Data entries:

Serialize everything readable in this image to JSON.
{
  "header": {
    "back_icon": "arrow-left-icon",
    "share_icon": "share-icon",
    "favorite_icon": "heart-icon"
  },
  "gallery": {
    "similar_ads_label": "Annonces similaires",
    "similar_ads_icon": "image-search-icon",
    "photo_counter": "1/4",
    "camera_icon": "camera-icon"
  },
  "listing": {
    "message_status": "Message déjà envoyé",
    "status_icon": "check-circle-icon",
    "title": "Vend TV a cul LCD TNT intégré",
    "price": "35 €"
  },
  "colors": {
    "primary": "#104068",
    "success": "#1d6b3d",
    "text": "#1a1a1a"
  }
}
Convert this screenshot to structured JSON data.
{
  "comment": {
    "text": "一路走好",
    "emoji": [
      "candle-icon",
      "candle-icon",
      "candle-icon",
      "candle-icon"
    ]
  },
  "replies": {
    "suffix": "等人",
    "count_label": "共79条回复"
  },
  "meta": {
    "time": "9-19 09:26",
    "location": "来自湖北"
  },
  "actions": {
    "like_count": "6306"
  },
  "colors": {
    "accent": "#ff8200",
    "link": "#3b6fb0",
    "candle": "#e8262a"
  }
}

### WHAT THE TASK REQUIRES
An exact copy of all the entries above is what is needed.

### RESULT OF THIS TASK
Serialize everything readable in this image to JSON.
{
  "header": {
    "back_icon": "arrow-left-icon",
    "share_icon": "share-icon",
    "favorite_icon": "heart-icon"
  },
  "gallery": {
    "similar_ads_label": "Annonces similaires",
    "similar_ads_icon": "image-search-icon",
    "photo_counter": "1/4",
    "camera_icon": "camera-icon"
  },
  "listing": {
    "message_status": "Message déjà envoyé",
    "status_icon": "check-circle-icon",
    "title": "Vend TV a cul LCD TNT intégré",
    "price": "35 €"
  },
  "colors": {
    "primary": "#104068",
    "success": "#1d6b3d",
    "text": "#1a1a1a"
  }
}
Convert this screenshot to structured JSON data.
{
  "comment": {
    "text": "一路走好",
    "emoji": [
      "candle-icon",
      "candle-icon",
      "candle-icon",
      "candle-icon"
    ]
  },
  "replies": {
    "suffix": "等人",
    "count_label": "共79条回复"
  },
  "meta": {
    "time": "9-19 09:26",
    "location": "来自湖北"
  },
  "actions": {
    "like_count": "6306"
  },
  "colors": {
    "accent": "#ff8200",
    "link": "#3b6fb0",
    "candle": "#e8262a"
  }
}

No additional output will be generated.